Detroit Electric Rises From The Grave To Sell Lotus-Based EV Coupes
Once upon a time in America, electric vehicles were sold by the thousands, and the chief EV was the Detroit Electric, built by Anderson carriage. A few years ago, the Detroit Electric name was revived, with the hopes of selling a Lotus-based electric roadster. Now Detroit Electric is back, again, with the intention of selling an electric roadster based on…a Lotus.
More than a century ago, Detroit Electric sold EVs with a range as high as 80 miles, But once the Model T hit the scene, electric cars fell out of fabor, and by 1939 Detroit Electric went belly-up. But now some investors have brought the Detroit Electric Name back to build a new brand of cars.
The money behind the new Detroit Electric wants to build a two-person EV based on the Lotus Exige, a car you can’t buy in America because it lacks airbags.
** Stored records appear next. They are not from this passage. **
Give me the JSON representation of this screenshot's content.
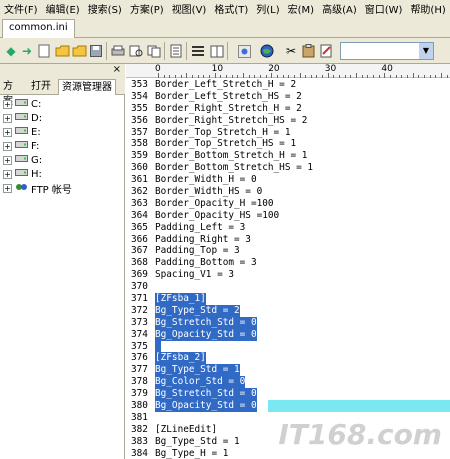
{
  "menubar": {
    "items": [
      {
        "label": "文件(F)"
      },
      {
        "label": "编辑(E)"
      },
      {
        "label": "搜索(S)"
      },
      {
        "label": "方案(P)"
      },
      {
        "label": "视图(V)"
      },
      {
        "label": "格式(T)"
      },
      {
        "label": "列(L)"
      },
      {
        "label": "宏(M)"
      },
      {
        "label": "高级(A)"
      },
      {
        "label": "窗口(W)"
      },
      {
        "label": "帮助(H)"
      }
    ]
  },
  "tabs": {
    "document": "common.ini"
  },
  "toolbar": {
    "combo_value": ""
  },
  "leftpane": {
    "tabs": [
      "方案",
      "打开",
      "资源管理器"
    ],
    "active_tab": 2,
    "tree": [
      {
        "label": "C:",
        "icon": "drive-icon"
      },
      {
        "label": "D:",
        "icon": "drive-icon"
      },
      {
        "label": "E:",
        "icon": "drive-icon"
      },
      {
        "label": "F:",
        "icon": "drive-icon"
      },
      {
        "label": "G:",
        "icon": "drive-icon"
      },
      {
        "label": "H:",
        "icon": "drive-icon"
      },
      {
        "label": "FTP 帐号",
        "icon": "ftp-icon"
      }
    ]
  },
  "ruler": {
    "labels": [
      "0",
      "10",
      "20",
      "30",
      "40"
    ]
  },
  "editor": {
    "lines": [
      {
        "n": "353",
        "text": "Border_Left_Stretch_H = 2",
        "sel": false
      },
      {
        "n": "354",
        "text": "Border_Left_Stretch_HS = 2",
        "sel": false
      },
      {
        "n": "355",
        "text": "Border_Right_Stretch_H = 2",
        "sel": false
      },
      {
        "n": "356",
        "text": "Border_Right_Stretch_HS = 2",
        "sel": false
      },
      {
        "n": "357",
        "text": "Border_Top_Stretch_H = 1",
        "sel": false
      },
      {
        "n": "358",
        "text": "Border_Top_Stretch_HS = 1",
        "sel": false
      },
      {
        "n": "359",
        "text": "Border_Bottom_Stretch_H = 1",
        "sel": false
      },
      {
        "n": "360",
        "text": "Border_Bottom_Stretch_HS = 1",
        "sel": false
      },
      {
        "n": "361",
        "text": "Border_Width_H = 0",
        "sel": false
      },
      {
        "n": "362",
        "text": "Border_Width_HS = 0",
        "sel": false
      },
      {
        "n": "363",
        "text": "Border_Opacity_H =100",
        "sel": false
      },
      {
        "n": "364",
        "text": "Border_Opacity_HS =100",
        "sel": false
      },
      {
        "n": "365",
        "text": "Padding_Left = 3",
        "sel": false
      },
      {
        "n": "366",
        "text": "Padding_Right = 3",
        "sel": false
      },
      {
        "n": "367",
        "text": "Padding_Top = 3",
        "sel": false
      },
      {
        "n": "368",
        "text": "Padding_Bottom = 3",
        "sel": false
      },
      {
        "n": "369",
        "text": "Spacing_V1 = 3",
        "sel": false
      },
      {
        "n": "370",
        "text": "",
        "sel": false
      },
      {
        "n": "371",
        "text": "[ZFsba_1]",
        "sel": true
      },
      {
        "n": "372",
        "text": "Bg_Type_Std = 2",
        "sel": true
      },
      {
        "n": "373",
        "text": "Bg_Stretch_Std = 0",
        "sel": true
      },
      {
        "n": "374",
        "text": "Bg_Opacity_Std = 0",
        "sel": true
      },
      {
        "n": "375",
        "text": " ",
        "sel": true
      },
      {
        "n": "376",
        "text": "[ZFsba_2]",
        "sel": true
      },
      {
        "n": "377",
        "text": "Bg_Type_Std = 1",
        "sel": true
      },
      {
        "n": "378",
        "text": "Bg_Color_Std = 0",
        "sel": true
      },
      {
        "n": "379",
        "text": "Bg_Stretch_Std = 0",
        "sel": true
      },
      {
        "n": "380",
        "text": "Bg_Opacity_Std = 0",
        "sel": true,
        "cursor": true
      },
      {
        "n": "381",
        "text": "",
        "sel": false
      },
      {
        "n": "382",
        "text": "[ZLineEdit]",
        "sel": false
      },
      {
        "n": "383",
        "text": "Bg_Type_Std = 1",
        "sel": false
      },
      {
        "n": "384",
        "text": "Bg_Type_H = 1",
        "sel": false
      }
    ]
  },
  "watermark": "IT168.com"
}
The Exige is essentially a coupe version of the Lotus Elise, the car which Tesla used to build its popular Roadster model. Detroit Electric announced its deal with Proton right around the time Tesla delivered its first Roadster.
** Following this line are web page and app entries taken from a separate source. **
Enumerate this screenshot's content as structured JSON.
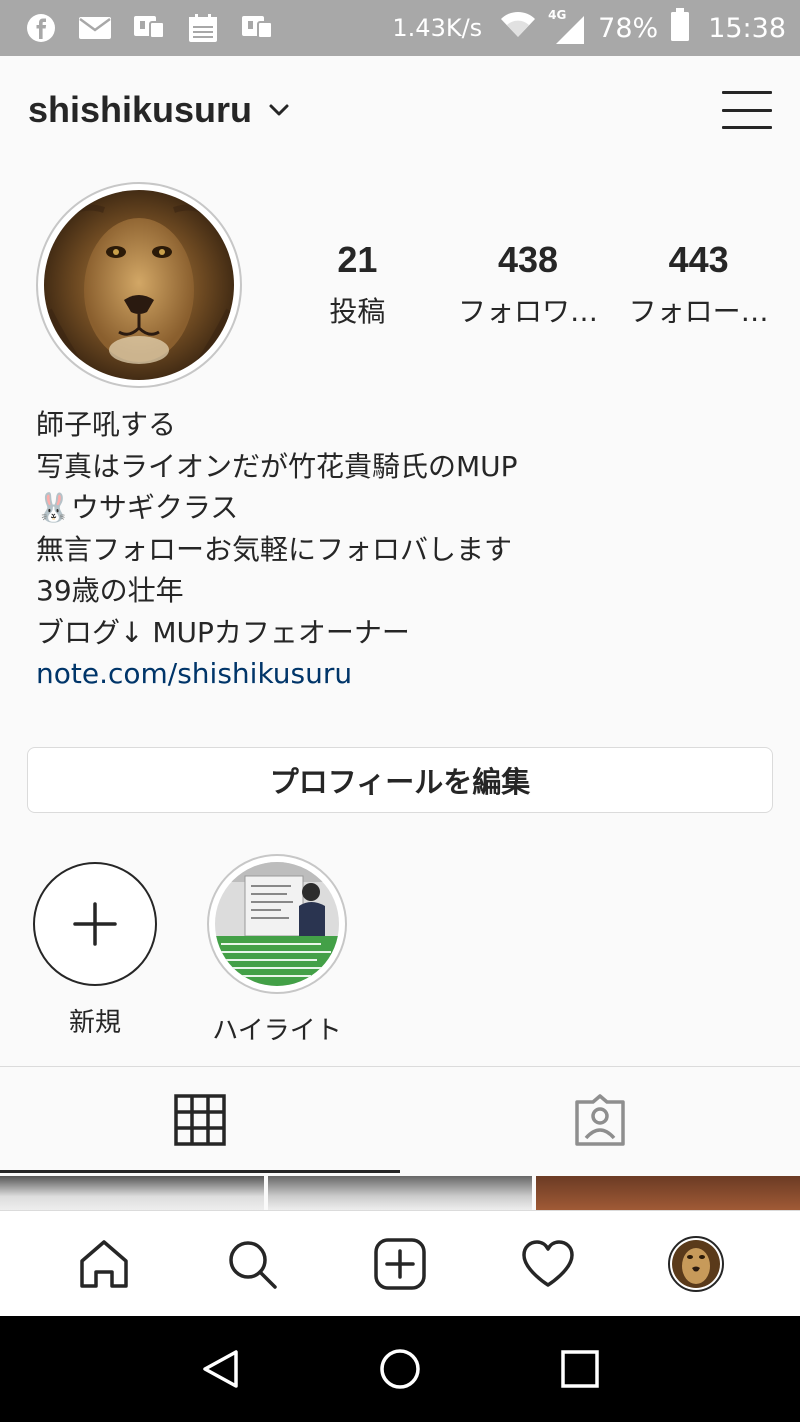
{
  "status_bar": {
    "speed": "1.43K/s",
    "network": "4G",
    "battery": "78%",
    "time": "15:38",
    "icons": [
      "facebook-icon",
      "mail-icon",
      "notification-icon",
      "calendar-icon",
      "notification-icon"
    ]
  },
  "header": {
    "username": "shishikusuru"
  },
  "stats": [
    {
      "value": "21",
      "label": "投稿"
    },
    {
      "value": "438",
      "label": "フォロワ…"
    },
    {
      "value": "443",
      "label": "フォロー…"
    }
  ],
  "bio": {
    "name": "師子吼する",
    "lines": [
      "写真はライオンだが竹花貴騎氏のMUP",
      "🐰ウサギクラス",
      "無言フォローお気軽にフォロバします",
      "39歳の壮年",
      "ブログ↓ MUPカフェオーナー"
    ],
    "link": "note.com/shishikusuru"
  },
  "edit_profile_label": "プロフィールを編集",
  "highlights": [
    {
      "label": "新規"
    },
    {
      "label": "ハイライト"
    }
  ],
  "colors": {
    "status_bar": "#a8a8a8",
    "link": "#003569",
    "text": "#262626",
    "border": "#dbdbdb"
  }
}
Then all went quiet, no doubt because of the collapse of the global financial system. The original Detroit Electric revival plan called for a roadster based on the Elise, and a sedan built by Proton. The sedan idea has been dropped, as has the roadster; instead, Detroit Electric will build a lightweight coupe, though they failed to mention any specifics in regards to range, power, speed, or cost.
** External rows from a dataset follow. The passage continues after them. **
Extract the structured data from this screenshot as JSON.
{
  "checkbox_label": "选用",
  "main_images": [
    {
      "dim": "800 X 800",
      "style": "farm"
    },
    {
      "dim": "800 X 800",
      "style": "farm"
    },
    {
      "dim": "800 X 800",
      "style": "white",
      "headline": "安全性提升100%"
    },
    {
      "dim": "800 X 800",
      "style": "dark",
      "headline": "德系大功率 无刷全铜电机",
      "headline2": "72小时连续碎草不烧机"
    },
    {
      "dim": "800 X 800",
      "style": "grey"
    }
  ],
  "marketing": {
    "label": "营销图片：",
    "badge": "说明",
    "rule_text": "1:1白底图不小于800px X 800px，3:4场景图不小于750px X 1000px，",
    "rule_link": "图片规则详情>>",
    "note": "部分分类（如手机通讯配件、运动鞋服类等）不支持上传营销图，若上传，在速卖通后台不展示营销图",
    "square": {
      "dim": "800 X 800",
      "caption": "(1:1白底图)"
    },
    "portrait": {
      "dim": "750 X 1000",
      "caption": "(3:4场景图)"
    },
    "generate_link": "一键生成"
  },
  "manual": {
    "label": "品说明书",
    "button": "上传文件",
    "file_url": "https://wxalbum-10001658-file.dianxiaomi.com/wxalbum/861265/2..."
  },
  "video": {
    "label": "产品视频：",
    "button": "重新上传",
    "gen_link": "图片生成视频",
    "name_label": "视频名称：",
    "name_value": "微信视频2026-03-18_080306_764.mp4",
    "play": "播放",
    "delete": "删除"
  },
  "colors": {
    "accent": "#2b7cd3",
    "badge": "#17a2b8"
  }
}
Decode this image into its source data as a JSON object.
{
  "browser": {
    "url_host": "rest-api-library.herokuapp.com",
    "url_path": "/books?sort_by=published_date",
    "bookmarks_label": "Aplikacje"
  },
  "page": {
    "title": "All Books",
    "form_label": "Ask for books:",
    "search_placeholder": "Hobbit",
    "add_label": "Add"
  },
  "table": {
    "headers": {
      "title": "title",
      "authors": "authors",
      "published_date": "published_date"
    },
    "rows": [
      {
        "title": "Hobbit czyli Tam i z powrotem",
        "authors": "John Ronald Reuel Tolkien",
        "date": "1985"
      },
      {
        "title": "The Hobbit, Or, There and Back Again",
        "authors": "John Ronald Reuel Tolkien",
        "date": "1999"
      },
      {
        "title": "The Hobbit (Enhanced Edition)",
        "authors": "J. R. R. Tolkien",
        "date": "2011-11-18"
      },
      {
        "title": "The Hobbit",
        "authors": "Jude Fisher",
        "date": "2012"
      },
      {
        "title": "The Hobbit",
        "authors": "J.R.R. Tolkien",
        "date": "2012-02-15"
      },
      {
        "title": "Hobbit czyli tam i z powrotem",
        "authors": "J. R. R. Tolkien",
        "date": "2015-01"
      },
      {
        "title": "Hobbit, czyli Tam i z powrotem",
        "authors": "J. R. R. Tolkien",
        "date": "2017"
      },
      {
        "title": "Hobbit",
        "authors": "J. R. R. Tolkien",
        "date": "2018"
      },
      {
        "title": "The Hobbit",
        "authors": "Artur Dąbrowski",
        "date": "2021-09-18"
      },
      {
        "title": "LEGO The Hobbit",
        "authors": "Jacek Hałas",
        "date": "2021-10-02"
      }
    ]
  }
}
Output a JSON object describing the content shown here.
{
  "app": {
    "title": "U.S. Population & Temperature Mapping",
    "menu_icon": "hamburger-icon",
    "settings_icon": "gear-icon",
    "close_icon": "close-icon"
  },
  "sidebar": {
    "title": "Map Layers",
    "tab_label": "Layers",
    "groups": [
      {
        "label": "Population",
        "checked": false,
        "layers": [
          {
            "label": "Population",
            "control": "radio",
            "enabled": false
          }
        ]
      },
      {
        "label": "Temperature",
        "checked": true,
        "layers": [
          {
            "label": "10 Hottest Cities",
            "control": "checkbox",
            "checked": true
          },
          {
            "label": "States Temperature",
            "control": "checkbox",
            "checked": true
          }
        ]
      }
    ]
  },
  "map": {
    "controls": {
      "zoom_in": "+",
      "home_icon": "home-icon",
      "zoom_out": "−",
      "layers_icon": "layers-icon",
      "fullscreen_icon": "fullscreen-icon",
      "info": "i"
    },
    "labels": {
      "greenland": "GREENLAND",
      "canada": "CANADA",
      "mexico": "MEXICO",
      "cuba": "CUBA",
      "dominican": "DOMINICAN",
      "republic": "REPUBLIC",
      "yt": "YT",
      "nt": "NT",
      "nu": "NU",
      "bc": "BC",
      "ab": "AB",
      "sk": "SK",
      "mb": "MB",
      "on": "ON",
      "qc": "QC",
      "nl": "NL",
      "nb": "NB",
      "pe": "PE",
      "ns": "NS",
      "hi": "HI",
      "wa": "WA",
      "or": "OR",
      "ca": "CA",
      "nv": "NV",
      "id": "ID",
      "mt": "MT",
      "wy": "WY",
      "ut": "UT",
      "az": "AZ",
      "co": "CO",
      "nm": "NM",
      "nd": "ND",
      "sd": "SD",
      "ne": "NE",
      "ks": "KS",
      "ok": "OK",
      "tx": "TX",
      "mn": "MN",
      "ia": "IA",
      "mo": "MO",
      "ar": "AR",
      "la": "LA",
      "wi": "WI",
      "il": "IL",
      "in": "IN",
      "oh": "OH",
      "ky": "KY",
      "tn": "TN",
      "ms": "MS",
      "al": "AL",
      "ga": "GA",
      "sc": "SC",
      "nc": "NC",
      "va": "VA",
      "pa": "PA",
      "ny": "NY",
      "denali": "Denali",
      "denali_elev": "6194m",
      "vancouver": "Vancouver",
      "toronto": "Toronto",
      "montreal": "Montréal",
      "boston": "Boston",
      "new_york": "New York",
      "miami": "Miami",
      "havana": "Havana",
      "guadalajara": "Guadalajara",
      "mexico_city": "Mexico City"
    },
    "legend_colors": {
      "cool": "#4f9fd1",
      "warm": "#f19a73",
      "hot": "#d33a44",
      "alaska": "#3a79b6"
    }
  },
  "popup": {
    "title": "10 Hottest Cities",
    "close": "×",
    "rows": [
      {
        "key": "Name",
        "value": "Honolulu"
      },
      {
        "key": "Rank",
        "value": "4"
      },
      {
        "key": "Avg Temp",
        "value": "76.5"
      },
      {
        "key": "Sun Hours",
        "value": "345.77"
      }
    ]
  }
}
It makes everything sound very suspect, but Detroit Electric did open a new headquarters in Detroit’s Fisher building, while scouting nearby production facilities. The official debut for this new coupe is just a month away at the Shanghai Auto Show, and Detroit Electric promises 180 Michigan-based jobs as well.
Sounds like the same story we heard before…but since Tesla no longer produces the Roadster, the market for a (relatively speaking) affordable electric sports coupe is wide open. Maybe Detroit Electric can capitalize on this wide open market.
Source: Detroit Electric